● **Exercise brief**
Wherever "Система" occurs in the entries, copy the line that holds it.

+++

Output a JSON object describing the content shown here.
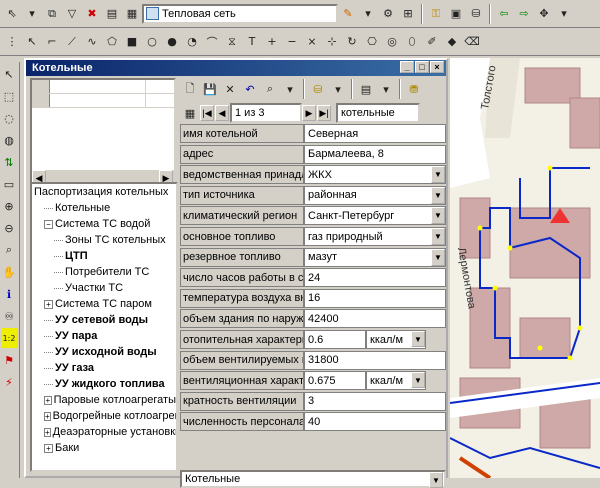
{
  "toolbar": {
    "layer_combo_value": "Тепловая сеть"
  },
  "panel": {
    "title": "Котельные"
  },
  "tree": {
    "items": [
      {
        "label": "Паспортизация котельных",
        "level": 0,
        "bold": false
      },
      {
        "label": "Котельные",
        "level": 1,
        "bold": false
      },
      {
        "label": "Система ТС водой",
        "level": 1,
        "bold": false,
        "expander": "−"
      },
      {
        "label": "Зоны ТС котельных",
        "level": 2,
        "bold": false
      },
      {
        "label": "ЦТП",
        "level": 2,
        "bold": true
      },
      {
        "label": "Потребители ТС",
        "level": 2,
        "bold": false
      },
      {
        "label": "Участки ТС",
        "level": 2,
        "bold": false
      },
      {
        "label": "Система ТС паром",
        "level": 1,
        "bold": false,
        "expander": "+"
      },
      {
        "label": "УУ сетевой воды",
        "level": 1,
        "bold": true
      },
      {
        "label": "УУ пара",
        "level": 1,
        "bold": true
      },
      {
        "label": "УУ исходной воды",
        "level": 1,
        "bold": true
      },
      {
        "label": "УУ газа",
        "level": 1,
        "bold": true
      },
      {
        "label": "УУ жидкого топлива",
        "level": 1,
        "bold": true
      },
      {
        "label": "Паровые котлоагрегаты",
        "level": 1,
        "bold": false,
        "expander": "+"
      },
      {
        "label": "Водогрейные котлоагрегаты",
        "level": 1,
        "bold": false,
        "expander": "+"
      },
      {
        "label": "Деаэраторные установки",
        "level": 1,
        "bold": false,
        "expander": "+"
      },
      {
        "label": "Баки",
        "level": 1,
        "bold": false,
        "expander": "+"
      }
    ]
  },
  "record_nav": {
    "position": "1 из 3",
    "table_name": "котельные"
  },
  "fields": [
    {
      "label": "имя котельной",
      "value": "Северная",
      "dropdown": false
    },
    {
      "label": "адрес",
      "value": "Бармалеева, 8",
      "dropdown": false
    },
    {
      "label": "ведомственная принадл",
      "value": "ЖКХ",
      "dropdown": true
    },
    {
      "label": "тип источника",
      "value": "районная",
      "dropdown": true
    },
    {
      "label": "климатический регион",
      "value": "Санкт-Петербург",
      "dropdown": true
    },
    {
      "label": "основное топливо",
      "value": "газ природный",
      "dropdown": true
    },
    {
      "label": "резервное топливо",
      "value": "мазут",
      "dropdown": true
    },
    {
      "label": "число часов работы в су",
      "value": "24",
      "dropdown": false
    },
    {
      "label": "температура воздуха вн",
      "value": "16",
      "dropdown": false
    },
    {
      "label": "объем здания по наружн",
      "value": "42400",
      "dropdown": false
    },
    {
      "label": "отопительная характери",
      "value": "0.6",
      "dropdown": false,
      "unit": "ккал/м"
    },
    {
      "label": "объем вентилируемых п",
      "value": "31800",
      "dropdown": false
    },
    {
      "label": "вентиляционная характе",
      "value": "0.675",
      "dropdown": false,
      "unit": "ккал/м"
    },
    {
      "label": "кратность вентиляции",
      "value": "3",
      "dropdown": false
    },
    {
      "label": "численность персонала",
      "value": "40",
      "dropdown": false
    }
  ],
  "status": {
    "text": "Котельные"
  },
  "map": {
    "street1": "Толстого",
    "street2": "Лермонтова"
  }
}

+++

● **Exercise output**
        "label": "Система ТС водой",
        "label": "Система ТС паром",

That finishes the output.